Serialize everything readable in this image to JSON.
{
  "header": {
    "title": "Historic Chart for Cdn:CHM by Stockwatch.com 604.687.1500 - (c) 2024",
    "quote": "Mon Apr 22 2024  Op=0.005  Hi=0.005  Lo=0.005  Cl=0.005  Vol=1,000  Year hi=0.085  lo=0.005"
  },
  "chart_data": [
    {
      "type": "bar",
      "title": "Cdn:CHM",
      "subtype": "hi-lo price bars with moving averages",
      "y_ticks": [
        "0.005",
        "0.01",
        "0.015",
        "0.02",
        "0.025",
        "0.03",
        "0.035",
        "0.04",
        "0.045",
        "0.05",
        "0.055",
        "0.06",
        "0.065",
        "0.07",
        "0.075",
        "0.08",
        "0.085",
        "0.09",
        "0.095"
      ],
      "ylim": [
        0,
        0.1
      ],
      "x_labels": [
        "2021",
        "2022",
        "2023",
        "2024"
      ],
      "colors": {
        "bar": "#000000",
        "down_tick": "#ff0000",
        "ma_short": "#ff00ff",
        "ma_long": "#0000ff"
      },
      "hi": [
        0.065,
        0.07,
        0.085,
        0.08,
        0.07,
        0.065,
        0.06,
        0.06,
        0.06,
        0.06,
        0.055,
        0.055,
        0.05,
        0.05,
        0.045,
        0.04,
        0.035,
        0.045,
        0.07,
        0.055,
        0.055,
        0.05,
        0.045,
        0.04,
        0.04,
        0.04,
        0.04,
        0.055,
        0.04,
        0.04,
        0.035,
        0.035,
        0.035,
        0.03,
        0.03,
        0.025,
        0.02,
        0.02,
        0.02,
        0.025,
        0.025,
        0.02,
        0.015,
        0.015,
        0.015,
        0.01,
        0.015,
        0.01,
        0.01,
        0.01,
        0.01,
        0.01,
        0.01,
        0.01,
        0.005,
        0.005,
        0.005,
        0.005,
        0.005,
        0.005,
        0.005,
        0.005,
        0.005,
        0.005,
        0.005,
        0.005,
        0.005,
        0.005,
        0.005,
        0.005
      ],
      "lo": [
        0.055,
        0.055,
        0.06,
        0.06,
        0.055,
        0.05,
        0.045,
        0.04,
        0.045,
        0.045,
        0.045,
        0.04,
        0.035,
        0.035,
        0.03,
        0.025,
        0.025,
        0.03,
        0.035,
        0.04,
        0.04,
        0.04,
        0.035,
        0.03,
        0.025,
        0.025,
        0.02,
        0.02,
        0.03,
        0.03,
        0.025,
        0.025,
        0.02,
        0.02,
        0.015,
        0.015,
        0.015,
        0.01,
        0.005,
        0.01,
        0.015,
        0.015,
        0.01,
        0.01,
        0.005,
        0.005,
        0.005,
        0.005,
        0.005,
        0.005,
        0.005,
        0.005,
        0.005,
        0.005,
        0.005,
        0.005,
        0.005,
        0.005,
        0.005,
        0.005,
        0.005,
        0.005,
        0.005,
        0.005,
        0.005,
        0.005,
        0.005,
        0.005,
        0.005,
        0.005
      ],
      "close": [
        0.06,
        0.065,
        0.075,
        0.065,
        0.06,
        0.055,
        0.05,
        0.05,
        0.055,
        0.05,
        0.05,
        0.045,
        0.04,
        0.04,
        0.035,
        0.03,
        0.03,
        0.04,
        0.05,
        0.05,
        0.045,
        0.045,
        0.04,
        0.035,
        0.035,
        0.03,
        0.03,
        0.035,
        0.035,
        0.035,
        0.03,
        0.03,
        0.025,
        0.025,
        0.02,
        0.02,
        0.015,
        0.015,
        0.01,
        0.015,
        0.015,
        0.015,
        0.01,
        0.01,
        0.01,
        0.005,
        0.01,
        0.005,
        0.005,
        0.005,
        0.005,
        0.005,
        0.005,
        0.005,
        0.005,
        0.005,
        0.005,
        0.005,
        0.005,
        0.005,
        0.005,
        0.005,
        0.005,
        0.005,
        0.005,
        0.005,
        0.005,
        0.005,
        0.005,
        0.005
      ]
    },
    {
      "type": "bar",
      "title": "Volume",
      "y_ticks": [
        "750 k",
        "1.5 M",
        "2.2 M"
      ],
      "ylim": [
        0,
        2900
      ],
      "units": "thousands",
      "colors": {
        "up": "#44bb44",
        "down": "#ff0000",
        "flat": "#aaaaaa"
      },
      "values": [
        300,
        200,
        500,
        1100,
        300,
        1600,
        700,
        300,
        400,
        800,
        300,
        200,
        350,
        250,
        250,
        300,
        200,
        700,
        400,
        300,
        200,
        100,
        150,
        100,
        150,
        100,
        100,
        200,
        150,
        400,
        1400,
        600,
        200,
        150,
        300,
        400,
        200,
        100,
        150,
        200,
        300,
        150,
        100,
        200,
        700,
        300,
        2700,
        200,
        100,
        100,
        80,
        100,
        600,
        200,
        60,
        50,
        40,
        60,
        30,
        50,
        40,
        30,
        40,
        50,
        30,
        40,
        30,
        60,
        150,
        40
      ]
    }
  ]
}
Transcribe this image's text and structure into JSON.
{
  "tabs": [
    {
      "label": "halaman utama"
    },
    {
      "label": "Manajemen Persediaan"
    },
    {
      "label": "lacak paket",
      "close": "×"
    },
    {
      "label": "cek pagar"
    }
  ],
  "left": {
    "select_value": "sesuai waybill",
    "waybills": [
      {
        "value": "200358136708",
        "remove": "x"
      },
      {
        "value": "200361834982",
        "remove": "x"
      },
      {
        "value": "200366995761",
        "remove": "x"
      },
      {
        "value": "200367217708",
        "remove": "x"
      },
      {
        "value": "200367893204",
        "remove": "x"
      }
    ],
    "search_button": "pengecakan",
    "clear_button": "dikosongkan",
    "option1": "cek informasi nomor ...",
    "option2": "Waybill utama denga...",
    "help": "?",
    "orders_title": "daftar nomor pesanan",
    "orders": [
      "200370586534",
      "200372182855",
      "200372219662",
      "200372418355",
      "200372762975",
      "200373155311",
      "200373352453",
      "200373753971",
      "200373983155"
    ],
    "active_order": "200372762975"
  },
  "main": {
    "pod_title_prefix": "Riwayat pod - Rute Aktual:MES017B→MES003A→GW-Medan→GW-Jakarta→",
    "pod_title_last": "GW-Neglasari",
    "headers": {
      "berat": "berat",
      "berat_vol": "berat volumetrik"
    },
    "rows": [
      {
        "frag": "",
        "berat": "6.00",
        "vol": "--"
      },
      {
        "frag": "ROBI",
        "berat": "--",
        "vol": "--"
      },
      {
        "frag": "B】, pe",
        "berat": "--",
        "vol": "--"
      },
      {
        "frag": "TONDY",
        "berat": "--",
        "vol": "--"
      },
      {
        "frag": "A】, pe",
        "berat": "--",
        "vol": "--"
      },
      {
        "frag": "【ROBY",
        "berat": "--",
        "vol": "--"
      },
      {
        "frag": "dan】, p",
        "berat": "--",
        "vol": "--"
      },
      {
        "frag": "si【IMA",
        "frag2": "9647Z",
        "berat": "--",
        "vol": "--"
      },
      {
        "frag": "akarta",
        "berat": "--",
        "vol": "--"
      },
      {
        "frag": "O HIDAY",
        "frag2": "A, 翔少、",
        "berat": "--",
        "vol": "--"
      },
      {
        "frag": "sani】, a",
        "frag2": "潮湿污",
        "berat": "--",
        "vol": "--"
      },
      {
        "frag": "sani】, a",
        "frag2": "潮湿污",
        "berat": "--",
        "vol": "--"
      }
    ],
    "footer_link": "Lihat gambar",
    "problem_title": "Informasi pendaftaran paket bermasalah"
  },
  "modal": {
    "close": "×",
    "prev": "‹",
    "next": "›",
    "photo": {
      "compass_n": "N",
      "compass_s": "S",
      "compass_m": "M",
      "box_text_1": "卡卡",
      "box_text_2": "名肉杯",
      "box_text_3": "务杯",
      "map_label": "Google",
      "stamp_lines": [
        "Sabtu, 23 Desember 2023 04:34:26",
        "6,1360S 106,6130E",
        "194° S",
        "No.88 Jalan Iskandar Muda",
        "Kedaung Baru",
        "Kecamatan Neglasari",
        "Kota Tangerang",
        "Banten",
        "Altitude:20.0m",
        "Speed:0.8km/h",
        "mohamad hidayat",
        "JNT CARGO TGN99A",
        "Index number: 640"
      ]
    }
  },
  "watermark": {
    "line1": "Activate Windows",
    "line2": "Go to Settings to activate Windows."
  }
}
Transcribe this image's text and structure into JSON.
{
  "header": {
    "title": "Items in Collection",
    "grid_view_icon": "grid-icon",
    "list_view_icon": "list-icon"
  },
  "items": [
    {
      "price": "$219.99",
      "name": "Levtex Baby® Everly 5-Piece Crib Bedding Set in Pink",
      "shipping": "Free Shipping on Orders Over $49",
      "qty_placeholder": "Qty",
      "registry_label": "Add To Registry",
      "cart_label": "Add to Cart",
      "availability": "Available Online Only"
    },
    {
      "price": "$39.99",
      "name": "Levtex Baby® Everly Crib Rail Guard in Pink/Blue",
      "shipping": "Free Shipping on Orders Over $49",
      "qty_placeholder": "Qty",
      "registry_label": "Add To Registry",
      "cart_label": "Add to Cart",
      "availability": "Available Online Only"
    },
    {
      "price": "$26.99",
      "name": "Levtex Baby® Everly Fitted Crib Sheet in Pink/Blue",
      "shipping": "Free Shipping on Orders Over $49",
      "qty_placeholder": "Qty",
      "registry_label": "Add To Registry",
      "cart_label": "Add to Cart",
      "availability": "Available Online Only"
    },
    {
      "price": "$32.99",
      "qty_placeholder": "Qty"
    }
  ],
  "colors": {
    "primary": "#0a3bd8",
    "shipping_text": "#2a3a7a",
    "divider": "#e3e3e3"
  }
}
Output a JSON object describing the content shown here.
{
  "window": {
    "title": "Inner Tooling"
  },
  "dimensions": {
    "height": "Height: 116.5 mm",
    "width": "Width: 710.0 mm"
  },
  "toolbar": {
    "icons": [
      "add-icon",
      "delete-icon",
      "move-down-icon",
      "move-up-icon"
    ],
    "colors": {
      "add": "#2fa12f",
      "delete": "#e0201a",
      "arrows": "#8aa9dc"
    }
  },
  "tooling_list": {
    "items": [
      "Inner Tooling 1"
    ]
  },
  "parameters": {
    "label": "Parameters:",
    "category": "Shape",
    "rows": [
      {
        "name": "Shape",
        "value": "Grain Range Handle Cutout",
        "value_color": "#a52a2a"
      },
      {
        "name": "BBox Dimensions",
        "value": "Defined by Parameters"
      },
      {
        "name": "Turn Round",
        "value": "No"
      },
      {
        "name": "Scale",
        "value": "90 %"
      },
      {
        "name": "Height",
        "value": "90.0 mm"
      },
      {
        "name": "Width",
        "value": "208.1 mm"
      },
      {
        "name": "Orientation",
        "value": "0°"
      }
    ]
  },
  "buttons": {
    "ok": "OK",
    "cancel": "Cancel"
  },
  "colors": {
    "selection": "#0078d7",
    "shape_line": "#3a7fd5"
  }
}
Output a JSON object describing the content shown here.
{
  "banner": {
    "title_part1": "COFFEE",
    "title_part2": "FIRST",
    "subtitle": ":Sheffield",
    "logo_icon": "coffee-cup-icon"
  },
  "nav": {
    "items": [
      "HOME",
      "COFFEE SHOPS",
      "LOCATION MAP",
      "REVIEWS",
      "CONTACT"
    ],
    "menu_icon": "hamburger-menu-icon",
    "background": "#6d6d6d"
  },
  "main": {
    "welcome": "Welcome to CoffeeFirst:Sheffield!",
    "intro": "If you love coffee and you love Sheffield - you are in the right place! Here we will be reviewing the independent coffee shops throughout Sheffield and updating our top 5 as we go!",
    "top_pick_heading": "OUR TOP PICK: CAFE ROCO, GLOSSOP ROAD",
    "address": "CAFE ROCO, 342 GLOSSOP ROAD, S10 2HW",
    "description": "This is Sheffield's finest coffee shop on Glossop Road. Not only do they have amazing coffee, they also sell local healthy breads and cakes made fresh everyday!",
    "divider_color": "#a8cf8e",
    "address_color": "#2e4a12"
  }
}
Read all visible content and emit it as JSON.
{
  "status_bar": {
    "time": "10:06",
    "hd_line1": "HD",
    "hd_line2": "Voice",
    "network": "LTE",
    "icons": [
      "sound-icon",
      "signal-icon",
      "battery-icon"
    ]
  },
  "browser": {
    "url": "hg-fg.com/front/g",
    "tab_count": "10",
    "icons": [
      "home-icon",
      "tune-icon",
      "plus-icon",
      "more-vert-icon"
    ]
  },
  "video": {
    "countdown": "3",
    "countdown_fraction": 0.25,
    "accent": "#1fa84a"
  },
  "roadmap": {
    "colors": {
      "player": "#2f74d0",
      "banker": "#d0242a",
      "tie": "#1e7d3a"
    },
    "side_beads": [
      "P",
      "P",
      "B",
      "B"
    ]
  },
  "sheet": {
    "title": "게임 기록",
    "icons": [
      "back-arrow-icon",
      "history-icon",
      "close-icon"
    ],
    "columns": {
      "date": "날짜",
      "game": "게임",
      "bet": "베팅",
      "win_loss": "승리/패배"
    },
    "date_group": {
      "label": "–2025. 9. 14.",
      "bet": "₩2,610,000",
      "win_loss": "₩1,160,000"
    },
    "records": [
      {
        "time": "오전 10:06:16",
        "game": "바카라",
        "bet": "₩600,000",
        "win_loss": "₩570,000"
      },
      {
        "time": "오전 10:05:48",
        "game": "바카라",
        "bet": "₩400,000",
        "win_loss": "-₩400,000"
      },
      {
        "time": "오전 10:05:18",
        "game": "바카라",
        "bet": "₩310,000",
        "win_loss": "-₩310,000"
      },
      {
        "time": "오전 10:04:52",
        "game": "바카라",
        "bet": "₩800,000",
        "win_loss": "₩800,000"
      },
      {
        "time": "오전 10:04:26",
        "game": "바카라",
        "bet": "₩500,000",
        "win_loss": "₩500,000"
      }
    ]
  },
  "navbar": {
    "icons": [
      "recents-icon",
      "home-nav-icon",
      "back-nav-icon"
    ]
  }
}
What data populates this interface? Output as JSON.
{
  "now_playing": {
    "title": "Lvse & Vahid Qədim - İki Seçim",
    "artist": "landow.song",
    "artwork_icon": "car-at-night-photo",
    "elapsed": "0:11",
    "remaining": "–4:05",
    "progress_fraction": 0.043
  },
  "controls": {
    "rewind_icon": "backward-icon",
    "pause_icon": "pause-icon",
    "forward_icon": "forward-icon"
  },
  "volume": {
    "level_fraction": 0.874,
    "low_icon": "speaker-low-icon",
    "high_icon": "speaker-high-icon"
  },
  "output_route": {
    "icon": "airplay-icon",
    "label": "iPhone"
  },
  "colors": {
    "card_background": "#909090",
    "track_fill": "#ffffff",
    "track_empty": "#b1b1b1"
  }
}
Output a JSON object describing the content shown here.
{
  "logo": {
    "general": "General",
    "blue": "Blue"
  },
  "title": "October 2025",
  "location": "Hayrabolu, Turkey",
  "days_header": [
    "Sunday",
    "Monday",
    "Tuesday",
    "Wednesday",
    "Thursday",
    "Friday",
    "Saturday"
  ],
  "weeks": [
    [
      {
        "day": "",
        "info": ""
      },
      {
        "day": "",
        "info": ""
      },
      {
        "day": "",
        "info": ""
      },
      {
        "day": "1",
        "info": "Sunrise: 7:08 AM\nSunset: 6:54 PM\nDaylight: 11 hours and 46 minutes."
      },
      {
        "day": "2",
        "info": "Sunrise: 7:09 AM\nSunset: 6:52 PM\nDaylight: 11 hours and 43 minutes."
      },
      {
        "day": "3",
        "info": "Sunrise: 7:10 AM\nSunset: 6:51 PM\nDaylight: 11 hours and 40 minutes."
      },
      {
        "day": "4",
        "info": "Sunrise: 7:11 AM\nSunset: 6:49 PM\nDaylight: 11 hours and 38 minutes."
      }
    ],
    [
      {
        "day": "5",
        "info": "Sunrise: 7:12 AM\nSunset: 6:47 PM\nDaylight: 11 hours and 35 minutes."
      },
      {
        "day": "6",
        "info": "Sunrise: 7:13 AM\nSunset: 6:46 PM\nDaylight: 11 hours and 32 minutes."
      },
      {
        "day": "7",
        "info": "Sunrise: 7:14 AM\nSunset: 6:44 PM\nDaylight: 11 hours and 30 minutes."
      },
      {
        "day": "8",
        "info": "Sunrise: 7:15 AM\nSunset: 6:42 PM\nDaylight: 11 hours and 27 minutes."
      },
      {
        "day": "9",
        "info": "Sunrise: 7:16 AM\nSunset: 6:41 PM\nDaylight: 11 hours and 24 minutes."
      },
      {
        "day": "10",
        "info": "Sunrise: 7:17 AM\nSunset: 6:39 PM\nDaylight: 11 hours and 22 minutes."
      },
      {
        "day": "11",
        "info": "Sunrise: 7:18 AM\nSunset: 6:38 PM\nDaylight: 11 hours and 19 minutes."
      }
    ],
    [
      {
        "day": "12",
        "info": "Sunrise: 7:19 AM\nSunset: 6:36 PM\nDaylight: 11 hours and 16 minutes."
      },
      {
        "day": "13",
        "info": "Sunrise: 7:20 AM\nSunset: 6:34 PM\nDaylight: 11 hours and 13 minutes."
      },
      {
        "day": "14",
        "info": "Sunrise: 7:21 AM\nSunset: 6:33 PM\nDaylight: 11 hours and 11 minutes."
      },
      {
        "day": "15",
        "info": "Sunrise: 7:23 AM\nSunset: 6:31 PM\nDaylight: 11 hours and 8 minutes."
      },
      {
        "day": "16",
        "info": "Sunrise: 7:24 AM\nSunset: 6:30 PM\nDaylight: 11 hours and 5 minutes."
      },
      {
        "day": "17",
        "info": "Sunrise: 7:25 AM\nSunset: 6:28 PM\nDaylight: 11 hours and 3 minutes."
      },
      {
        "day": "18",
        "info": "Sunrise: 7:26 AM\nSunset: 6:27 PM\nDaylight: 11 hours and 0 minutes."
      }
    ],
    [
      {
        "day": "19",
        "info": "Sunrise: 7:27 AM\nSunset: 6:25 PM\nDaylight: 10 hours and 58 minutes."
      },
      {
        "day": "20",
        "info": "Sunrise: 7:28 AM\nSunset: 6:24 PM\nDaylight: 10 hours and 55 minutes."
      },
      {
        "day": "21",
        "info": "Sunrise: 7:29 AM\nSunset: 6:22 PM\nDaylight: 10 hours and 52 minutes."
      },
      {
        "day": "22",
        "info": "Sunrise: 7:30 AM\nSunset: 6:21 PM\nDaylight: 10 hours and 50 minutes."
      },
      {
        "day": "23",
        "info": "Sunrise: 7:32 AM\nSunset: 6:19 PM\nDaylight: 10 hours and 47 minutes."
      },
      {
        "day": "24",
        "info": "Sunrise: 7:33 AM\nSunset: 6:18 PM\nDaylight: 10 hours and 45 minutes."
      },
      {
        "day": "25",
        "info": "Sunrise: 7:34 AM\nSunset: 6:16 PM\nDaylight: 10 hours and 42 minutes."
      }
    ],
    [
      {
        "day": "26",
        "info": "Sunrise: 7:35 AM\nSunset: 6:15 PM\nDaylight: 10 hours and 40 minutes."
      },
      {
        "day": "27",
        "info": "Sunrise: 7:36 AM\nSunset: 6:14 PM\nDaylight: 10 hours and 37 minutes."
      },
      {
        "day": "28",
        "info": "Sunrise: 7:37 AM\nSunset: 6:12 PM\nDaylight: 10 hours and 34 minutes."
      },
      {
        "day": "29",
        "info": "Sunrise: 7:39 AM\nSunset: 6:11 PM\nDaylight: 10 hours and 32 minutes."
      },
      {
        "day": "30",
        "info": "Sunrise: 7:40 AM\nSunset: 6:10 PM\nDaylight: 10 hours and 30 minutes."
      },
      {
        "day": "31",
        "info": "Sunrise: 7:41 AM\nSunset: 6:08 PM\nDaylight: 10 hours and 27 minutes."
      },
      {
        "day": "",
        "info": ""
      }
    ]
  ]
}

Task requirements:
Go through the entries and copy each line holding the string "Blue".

Task output:
      "name": "Levtex Baby® Everly Crib Rail Guard in Pink/Blue",
      "name": "Levtex Baby® Everly Fitted Crib Sheet in Pink/Blue",
    "blue": "Blue"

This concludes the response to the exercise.